Aim of the task
Below are some entries. Copy each line in them that holds "city".

(Dataset excerpts)
──────
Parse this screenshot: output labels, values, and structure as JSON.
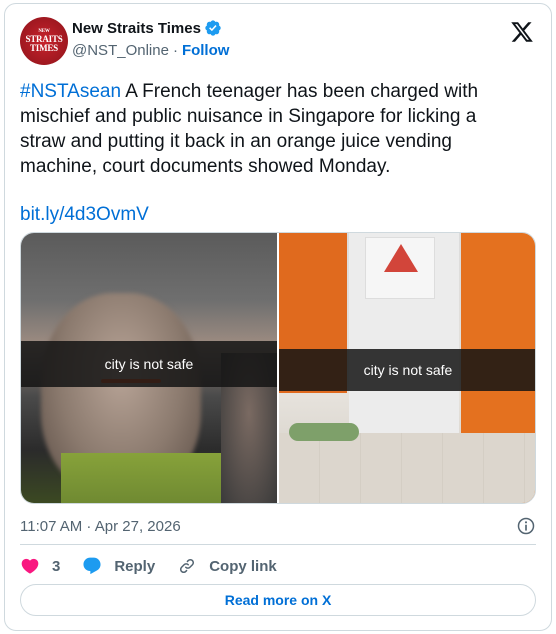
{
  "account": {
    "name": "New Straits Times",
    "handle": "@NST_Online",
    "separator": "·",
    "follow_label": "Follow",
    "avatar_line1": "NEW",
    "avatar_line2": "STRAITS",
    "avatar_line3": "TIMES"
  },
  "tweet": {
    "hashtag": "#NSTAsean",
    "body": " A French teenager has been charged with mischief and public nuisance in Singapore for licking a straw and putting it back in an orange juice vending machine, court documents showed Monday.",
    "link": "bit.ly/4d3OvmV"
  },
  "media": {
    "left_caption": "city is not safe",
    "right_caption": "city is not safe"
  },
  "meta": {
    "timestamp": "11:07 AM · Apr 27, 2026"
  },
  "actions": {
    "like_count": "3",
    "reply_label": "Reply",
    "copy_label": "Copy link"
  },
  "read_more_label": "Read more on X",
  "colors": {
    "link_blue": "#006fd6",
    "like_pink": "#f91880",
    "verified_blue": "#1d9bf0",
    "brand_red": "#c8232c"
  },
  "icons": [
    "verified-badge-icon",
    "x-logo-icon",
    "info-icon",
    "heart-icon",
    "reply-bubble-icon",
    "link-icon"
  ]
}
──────
Response box
    "left_caption": "city is not safe",
    "right_caption": "city is not safe"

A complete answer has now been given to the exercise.